_Exercise prompt_
Scan the listing below for the word "value" and copy every line that has it.

_Dataset extract_
........
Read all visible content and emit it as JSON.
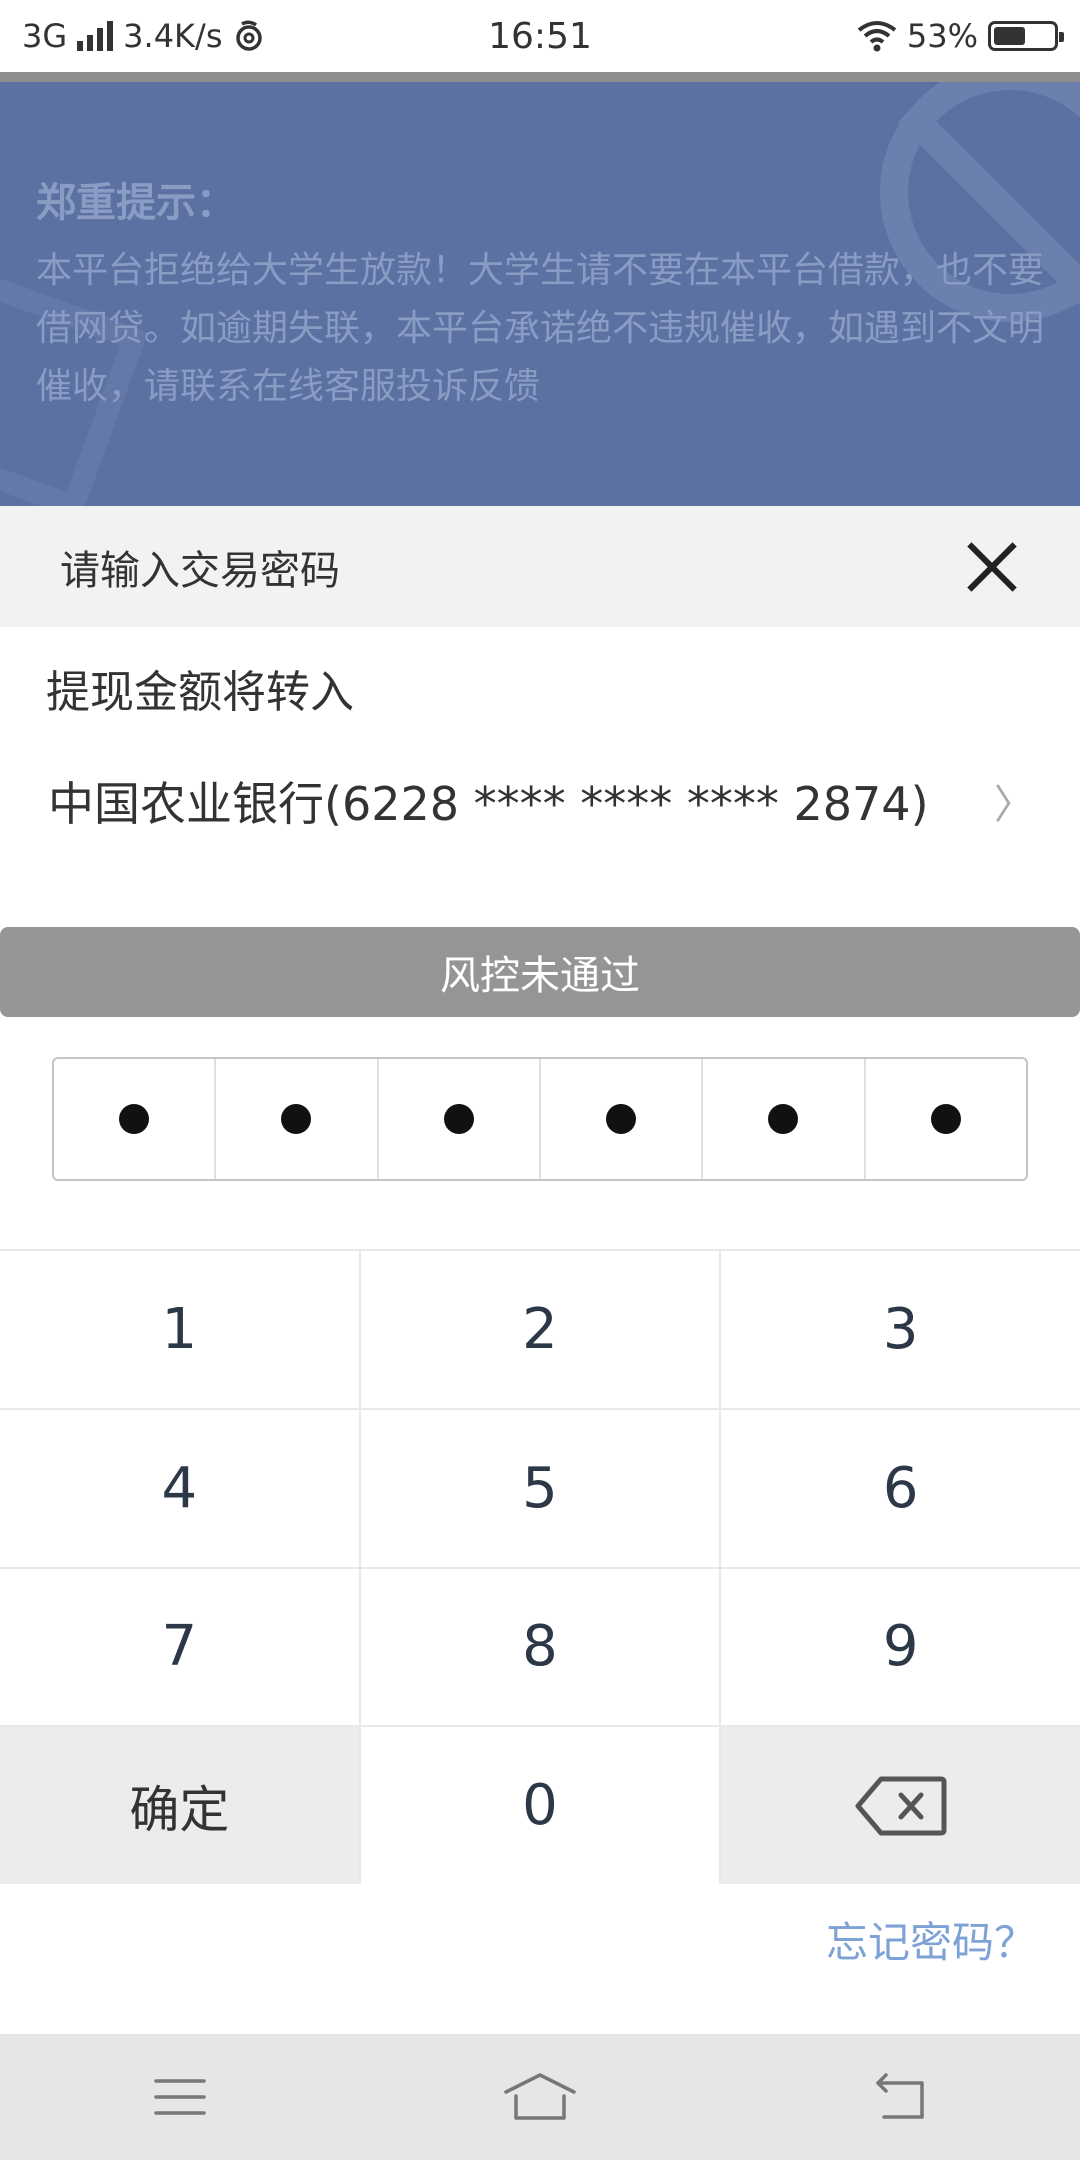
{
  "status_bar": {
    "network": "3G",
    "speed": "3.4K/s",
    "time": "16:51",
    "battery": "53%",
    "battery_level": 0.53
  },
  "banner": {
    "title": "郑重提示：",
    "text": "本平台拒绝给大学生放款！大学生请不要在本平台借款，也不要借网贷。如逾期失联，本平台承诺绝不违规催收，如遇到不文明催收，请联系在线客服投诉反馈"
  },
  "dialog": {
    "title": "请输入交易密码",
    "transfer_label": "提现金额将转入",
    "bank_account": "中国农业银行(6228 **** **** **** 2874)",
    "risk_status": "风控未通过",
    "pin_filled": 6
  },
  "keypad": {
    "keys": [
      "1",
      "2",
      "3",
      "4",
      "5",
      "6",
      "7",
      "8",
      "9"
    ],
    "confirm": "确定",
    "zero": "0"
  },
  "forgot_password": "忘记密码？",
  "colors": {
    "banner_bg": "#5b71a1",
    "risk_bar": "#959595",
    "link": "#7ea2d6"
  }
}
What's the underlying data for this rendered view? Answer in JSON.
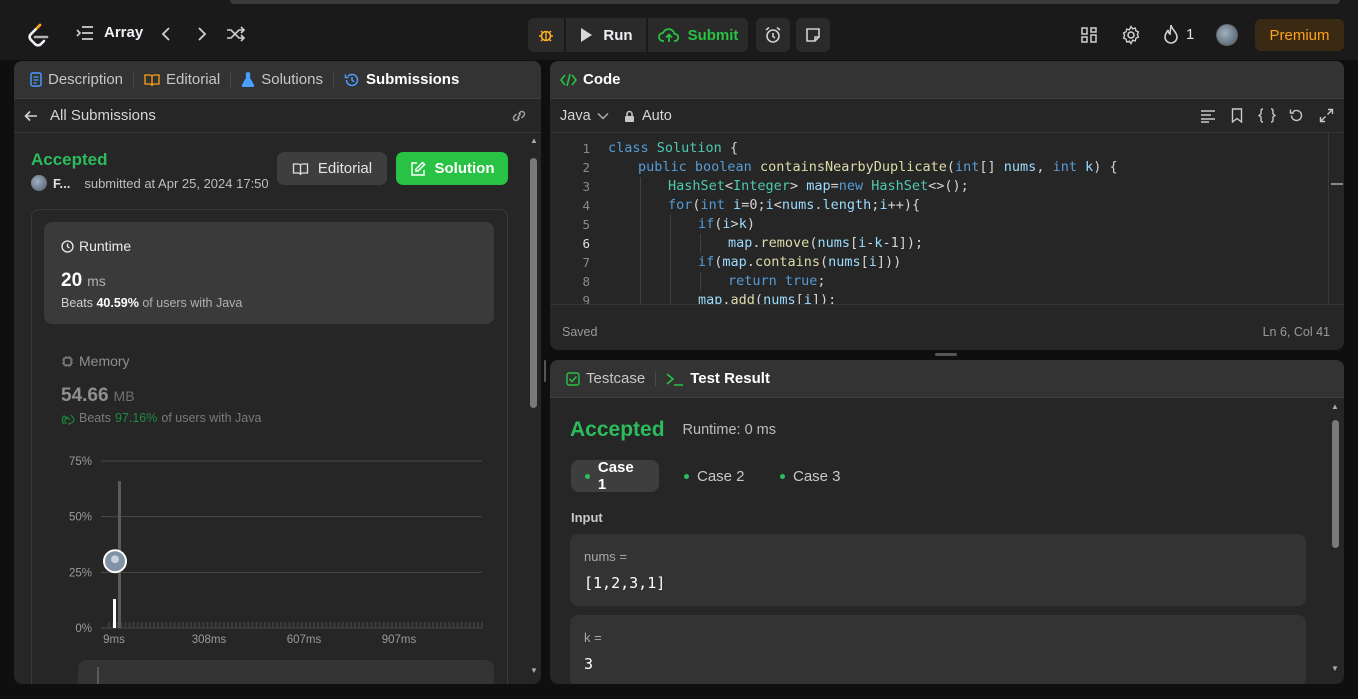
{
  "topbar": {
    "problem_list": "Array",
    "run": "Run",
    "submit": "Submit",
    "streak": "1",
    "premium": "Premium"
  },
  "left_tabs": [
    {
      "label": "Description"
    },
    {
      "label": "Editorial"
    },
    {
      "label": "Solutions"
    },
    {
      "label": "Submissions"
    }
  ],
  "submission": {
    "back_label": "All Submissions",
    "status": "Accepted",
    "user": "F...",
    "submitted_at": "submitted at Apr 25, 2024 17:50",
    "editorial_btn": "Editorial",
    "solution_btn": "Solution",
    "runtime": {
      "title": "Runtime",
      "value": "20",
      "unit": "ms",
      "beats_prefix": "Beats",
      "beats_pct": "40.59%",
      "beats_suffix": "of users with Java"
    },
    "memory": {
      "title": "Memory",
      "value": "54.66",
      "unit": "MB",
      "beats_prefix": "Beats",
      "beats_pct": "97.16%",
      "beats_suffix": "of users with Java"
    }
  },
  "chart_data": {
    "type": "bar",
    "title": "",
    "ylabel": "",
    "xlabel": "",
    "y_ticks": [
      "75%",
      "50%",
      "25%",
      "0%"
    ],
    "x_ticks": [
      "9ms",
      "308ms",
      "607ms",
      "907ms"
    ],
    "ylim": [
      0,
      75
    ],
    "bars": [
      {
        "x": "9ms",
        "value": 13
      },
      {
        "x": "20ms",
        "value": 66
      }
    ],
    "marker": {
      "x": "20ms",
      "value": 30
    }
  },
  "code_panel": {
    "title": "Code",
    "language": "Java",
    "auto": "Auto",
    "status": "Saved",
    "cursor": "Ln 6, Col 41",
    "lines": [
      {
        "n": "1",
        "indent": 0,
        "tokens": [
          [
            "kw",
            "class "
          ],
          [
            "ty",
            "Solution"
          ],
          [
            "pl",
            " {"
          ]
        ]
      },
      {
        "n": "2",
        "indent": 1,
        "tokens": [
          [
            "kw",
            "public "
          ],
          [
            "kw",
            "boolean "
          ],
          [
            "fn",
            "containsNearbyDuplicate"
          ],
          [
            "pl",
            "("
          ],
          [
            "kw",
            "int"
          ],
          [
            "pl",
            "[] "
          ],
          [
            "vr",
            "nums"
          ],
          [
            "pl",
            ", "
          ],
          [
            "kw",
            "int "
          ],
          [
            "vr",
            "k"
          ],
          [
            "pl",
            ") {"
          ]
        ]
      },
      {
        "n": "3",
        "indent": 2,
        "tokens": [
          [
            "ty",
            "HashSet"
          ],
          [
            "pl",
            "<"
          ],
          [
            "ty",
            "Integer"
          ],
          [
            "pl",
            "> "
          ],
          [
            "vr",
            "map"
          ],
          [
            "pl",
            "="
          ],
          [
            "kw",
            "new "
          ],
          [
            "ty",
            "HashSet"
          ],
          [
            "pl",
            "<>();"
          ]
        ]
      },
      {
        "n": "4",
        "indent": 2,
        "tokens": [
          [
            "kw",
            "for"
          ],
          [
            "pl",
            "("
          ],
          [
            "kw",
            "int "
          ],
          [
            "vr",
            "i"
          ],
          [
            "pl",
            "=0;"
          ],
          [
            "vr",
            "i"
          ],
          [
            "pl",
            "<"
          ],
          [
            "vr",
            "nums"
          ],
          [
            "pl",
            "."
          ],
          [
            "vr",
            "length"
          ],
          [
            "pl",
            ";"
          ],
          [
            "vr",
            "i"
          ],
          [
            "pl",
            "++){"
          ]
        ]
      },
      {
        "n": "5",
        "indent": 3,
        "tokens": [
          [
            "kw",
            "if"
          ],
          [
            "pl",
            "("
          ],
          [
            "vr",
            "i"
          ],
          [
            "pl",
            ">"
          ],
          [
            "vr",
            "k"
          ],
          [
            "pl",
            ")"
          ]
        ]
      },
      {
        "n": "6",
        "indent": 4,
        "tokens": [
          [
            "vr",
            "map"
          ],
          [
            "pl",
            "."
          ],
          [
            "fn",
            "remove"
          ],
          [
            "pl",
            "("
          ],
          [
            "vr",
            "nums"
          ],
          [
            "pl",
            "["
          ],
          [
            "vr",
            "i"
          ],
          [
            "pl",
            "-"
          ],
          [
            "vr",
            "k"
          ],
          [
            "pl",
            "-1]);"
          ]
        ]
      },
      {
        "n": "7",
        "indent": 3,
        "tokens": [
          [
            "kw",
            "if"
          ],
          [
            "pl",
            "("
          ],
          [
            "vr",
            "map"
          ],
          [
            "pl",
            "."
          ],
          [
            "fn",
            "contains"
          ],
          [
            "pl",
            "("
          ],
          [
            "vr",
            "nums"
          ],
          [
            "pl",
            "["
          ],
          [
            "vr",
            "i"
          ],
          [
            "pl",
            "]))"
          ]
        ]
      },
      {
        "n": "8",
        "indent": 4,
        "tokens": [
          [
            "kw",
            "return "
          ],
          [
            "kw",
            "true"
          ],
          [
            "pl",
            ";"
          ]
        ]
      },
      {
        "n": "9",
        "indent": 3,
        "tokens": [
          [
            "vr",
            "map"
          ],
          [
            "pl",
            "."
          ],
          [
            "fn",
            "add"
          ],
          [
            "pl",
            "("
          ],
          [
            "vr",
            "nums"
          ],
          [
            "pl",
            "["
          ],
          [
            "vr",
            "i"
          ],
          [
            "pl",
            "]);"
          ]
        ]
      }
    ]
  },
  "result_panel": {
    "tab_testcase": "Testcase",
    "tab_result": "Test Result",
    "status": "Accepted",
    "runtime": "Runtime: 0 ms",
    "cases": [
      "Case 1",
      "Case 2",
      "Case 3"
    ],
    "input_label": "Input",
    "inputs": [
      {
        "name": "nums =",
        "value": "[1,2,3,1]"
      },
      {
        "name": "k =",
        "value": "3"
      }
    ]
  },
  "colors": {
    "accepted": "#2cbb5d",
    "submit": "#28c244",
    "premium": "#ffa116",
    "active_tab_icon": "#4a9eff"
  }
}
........
_Response box_
      "value": "20",
      "value": "54.66",
        "value": 13
        "value": 66
      "value": 30
        "value": "[1,2,3,1]"
        "value": "3"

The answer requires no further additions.